The “lack of pharmacist recognition as a provider by third-party payers, including Medicare, has limited the number and types of services pharmacists can provide, even though they are fully qualified to do so,” Anderson said. “The adoption of policies and legislation to increase access to much-needed services for underserved Americans, such as … the Pharmacy and Medically Underserved Areas Enhancement Act, would allow Medicare Part B to utilize pharmacists to their full capability by providing those underserved beneficiaries with services not currently reaching them.”
Among the nation’s pharmacy leaders, the bill is perhaps better known simply as provider status legislation. Why? It would confer professional status as healthcare providers on pharmacists who provide health services to seniors in need, putting them on roughly equal footing with other professional caregivers, such as nurse practitioners and physician assistants, as members of the modern, coordinated healthcare team.
“H.R. 592 and S. 314 would build on existing law that allow nurse practitioners and physician assistants to be reimbursed by Medicare by covering services delivered by pharmacists,” noted the Patient Access to Pharmacists’ Care Coalition, an advocacy group whose members include NACDS, the National Community Pharmacists Association, the National Consumers League, the National Rural Health Association and many other groups.
“Similar to the law for NPs and PAs,” added the advocacy group in a report, “the Pharmacy and Medically Underserved Areas Enhancement Act would limit rates to 80% or 85% of what would be paid to physicians, helping limit Medicare spending while improving access.”
Unleashing innovation in cost-effective care
Efforts to expand the pharmacist’s scope of practice have steadily gained traction in Congress. Prior to the end of the last session, H.R. 592 had drawn 264 Democratic and Republican co-sponsors in the House — more than 60% of the total membership — and 41 co-sponsors in the Senate.

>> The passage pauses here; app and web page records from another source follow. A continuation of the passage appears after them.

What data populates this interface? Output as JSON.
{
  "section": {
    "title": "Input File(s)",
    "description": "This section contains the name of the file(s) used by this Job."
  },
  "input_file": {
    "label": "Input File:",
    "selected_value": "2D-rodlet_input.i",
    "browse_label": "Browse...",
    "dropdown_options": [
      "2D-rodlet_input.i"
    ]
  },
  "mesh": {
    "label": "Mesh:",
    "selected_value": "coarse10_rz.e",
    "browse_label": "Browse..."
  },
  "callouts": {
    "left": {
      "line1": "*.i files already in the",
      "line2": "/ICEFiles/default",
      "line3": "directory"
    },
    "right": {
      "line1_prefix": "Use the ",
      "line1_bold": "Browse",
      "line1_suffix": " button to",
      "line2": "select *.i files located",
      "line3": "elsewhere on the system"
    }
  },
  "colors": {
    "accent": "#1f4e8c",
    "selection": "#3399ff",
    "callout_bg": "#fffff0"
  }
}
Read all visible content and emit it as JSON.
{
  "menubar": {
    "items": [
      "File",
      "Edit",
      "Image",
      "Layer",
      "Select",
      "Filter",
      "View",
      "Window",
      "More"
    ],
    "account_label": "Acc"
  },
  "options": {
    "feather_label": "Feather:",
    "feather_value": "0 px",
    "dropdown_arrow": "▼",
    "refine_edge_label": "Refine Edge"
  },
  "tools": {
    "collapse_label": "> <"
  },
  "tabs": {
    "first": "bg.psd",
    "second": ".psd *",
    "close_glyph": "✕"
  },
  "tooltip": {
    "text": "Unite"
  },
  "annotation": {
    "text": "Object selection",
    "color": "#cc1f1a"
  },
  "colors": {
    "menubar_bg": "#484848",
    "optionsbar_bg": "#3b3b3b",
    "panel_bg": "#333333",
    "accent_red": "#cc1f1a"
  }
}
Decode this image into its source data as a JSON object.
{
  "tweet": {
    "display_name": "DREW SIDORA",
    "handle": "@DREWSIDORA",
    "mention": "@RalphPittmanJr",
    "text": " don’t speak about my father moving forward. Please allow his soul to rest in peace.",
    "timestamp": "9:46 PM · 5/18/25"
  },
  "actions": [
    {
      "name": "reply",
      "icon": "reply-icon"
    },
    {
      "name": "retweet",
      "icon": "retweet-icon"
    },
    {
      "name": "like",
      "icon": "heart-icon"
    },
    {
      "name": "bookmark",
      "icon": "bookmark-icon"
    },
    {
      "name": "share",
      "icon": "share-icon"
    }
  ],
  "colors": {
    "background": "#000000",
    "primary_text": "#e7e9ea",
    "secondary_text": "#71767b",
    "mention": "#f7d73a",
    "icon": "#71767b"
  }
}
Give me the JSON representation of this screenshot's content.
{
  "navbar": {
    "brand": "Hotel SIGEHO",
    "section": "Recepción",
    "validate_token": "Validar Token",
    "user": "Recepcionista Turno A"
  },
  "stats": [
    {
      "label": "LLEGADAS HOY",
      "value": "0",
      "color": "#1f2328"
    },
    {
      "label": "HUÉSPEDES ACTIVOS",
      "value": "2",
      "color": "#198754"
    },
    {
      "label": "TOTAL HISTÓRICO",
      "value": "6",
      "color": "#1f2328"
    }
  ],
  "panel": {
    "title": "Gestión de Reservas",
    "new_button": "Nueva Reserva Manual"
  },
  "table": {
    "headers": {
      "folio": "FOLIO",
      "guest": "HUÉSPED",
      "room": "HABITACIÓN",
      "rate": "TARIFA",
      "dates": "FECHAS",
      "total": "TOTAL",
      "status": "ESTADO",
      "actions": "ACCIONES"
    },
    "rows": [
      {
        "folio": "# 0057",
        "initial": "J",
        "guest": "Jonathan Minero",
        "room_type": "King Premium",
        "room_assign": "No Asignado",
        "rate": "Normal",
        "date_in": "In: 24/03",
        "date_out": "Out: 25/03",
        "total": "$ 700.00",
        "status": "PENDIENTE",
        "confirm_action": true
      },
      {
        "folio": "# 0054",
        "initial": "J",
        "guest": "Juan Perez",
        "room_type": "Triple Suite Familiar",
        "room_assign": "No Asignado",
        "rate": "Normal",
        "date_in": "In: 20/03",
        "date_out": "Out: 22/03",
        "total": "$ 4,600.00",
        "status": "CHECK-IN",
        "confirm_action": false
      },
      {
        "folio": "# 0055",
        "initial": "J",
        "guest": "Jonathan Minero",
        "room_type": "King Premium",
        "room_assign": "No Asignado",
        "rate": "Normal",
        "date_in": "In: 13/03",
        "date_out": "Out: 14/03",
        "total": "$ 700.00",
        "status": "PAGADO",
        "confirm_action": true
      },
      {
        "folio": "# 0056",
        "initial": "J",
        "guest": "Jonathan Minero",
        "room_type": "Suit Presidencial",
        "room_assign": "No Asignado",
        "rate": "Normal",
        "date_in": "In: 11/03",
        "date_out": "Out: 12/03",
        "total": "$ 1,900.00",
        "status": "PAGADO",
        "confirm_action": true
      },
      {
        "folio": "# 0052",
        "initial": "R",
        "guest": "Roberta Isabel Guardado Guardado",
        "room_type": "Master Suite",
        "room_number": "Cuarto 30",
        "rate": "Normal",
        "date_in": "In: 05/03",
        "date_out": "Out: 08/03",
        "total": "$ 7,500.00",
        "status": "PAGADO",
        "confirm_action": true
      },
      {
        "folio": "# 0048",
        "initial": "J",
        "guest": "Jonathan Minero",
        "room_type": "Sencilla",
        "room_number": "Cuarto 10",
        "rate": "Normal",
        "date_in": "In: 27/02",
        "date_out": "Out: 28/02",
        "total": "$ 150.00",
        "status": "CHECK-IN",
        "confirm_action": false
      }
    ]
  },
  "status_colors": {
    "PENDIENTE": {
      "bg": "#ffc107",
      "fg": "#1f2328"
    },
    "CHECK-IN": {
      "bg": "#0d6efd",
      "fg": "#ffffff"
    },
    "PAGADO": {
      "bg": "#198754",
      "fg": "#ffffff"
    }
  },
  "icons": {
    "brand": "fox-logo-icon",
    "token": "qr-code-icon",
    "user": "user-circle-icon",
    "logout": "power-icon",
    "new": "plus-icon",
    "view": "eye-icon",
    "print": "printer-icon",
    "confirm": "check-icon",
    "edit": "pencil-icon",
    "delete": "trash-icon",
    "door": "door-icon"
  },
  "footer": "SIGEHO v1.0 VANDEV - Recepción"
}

Public support for elevated status for pharmacists also is solid. The most recent national opinion research poll from NACDS shows that more than 8-in-10 consumers are in favor of the bill.